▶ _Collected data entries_

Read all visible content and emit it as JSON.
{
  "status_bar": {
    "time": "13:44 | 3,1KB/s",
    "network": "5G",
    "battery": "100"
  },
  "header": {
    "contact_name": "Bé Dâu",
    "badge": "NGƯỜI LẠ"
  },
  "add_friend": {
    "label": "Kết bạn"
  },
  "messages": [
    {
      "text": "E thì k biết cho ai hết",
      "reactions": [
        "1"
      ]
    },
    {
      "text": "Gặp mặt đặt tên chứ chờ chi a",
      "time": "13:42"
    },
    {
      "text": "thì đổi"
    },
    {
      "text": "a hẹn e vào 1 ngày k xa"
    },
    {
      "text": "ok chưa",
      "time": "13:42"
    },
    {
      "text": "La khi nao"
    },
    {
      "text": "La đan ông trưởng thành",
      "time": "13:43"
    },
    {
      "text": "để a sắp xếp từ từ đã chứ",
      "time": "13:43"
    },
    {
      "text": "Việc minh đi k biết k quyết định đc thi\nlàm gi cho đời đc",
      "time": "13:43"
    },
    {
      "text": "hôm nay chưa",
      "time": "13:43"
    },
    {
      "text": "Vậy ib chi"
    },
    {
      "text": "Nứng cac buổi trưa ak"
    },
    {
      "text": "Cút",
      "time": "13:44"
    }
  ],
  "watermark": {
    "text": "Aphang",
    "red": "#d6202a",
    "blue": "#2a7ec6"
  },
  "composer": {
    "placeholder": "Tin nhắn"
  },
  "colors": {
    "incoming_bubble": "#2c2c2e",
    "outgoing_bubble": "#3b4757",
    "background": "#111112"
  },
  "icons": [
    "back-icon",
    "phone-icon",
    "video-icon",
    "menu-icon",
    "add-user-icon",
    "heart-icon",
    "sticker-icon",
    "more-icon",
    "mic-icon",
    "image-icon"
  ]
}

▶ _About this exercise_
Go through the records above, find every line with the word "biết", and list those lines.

▶ _Answer below_
      "text": "E thì k biết cho ai hết",
      "text": "Việc minh đi k biết k quyết định đc thi\nlàm gi cho đời đc",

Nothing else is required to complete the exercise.